**WORK ITEM**
Show the lines of the material that contain the word "icon".
(EXCERPTED DATA begins)
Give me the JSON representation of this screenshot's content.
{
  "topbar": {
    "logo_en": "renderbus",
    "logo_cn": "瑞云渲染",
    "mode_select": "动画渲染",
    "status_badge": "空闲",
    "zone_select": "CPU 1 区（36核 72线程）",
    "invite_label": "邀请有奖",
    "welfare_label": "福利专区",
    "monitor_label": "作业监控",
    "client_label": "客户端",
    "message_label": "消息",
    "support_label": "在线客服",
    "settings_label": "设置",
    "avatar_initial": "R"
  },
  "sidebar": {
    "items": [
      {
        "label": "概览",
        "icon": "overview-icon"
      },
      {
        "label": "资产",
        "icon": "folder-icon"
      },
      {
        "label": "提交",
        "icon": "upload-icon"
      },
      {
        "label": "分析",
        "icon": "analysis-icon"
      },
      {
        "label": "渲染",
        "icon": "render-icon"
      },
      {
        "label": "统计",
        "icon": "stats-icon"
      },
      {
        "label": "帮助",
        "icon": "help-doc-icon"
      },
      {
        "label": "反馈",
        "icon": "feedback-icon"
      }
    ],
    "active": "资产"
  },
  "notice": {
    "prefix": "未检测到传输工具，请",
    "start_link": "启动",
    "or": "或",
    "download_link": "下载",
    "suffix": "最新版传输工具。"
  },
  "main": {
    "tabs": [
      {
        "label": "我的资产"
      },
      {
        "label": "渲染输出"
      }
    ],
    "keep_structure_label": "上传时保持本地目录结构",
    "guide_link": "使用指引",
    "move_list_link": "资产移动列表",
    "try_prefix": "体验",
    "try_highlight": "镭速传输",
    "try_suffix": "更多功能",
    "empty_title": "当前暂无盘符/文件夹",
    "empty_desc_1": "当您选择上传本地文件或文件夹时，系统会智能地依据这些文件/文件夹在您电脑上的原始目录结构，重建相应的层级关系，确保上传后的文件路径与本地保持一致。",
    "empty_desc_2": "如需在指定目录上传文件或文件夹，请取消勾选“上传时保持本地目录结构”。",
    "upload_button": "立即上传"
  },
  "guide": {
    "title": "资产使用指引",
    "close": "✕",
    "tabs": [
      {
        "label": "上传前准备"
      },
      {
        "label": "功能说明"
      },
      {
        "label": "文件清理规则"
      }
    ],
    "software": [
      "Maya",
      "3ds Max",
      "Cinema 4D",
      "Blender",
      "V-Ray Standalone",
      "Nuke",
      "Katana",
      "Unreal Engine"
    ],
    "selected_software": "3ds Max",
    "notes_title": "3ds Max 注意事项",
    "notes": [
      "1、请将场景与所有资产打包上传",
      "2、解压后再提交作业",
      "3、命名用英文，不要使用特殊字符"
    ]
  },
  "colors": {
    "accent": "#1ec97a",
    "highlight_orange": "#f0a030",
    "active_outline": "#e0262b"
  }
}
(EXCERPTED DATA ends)
**RESPONSE BELOW**
        "icon": "overview-icon"
        "icon": "folder-icon"
        "icon": "upload-icon"
        "icon": "analysis-icon"
        "icon": "render-icon"
        "icon": "stats-icon"
        "icon": "help-doc-icon"
        "icon": "feedback-icon"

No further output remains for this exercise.